### WHAT THE EXERCISE ASKS:
Pictures aside, each record should be reproduced exactly.

### SOURCE MATERIAL:
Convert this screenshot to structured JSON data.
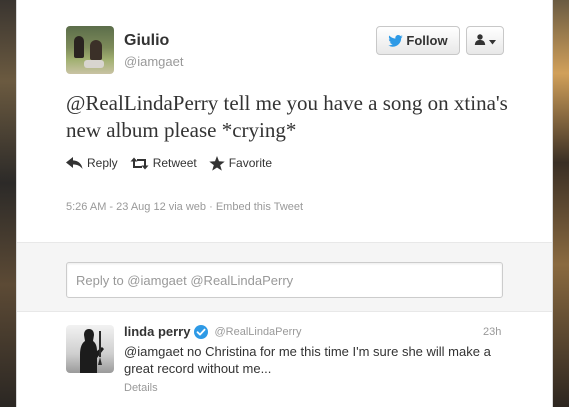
{
  "tweet": {
    "author_name": "Giulio",
    "author_handle": "@iamgaet",
    "follow_label": "Follow",
    "text": "@RealLindaPerry tell me you have a song on xtina's new album please *crying*",
    "actions": {
      "reply": "Reply",
      "retweet": "Retweet",
      "favorite": "Favorite"
    },
    "timestamp": "5:26 AM - 23 Aug 12 via web",
    "embed_link": "Embed this Tweet"
  },
  "reply_input": {
    "placeholder": "Reply to @iamgaet @RealLindaPerry"
  },
  "reply_tweet": {
    "author_name": "linda perry",
    "author_handle": "@RealLindaPerry",
    "time": "23h",
    "text": "@iamgaet no Christina for me this time I'm sure she will make a great record without me...",
    "details_label": "Details"
  },
  "colors": {
    "twitter_blue": "#2e9ae6",
    "text_dark": "#333333",
    "text_muted": "#999999"
  },
  "icons": {
    "follow": "bird-icon",
    "user_menu": "user-dropdown-icon",
    "reply": "reply-arrow-icon",
    "retweet": "retweet-icon",
    "favorite": "star-icon",
    "verified": "verified-badge-icon"
  }
}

### WRITTEN RESPONSE:
Convert this screenshot to structured JSON data.
{
  "tweet": {
    "author_name": "Giulio",
    "author_handle": "@iamgaet",
    "follow_label": "Follow",
    "text": "@RealLindaPerry tell me you have a song on xtina's new album please *crying*",
    "actions": {
      "reply": "Reply",
      "retweet": "Retweet",
      "favorite": "Favorite"
    },
    "timestamp": "5:26 AM - 23 Aug 12 via web",
    "embed_link": "Embed this Tweet"
  },
  "reply_input": {
    "placeholder": "Reply to @iamgaet @RealLindaPerry"
  },
  "reply_tweet": {
    "author_name": "linda perry",
    "author_handle": "@RealLindaPerry",
    "time": "23h",
    "text": "@iamgaet no Christina for me this time I'm sure she will make a great record without me...",
    "details_label": "Details"
  },
  "colors": {
    "twitter_blue": "#2e9ae6",
    "text_dark": "#333333",
    "text_muted": "#999999"
  },
  "icons": {
    "follow": "bird-icon",
    "user_menu": "user-dropdown-icon",
    "reply": "reply-arrow-icon",
    "retweet": "retweet-icon",
    "favorite": "star-icon",
    "verified": "verified-badge-icon"
  }
}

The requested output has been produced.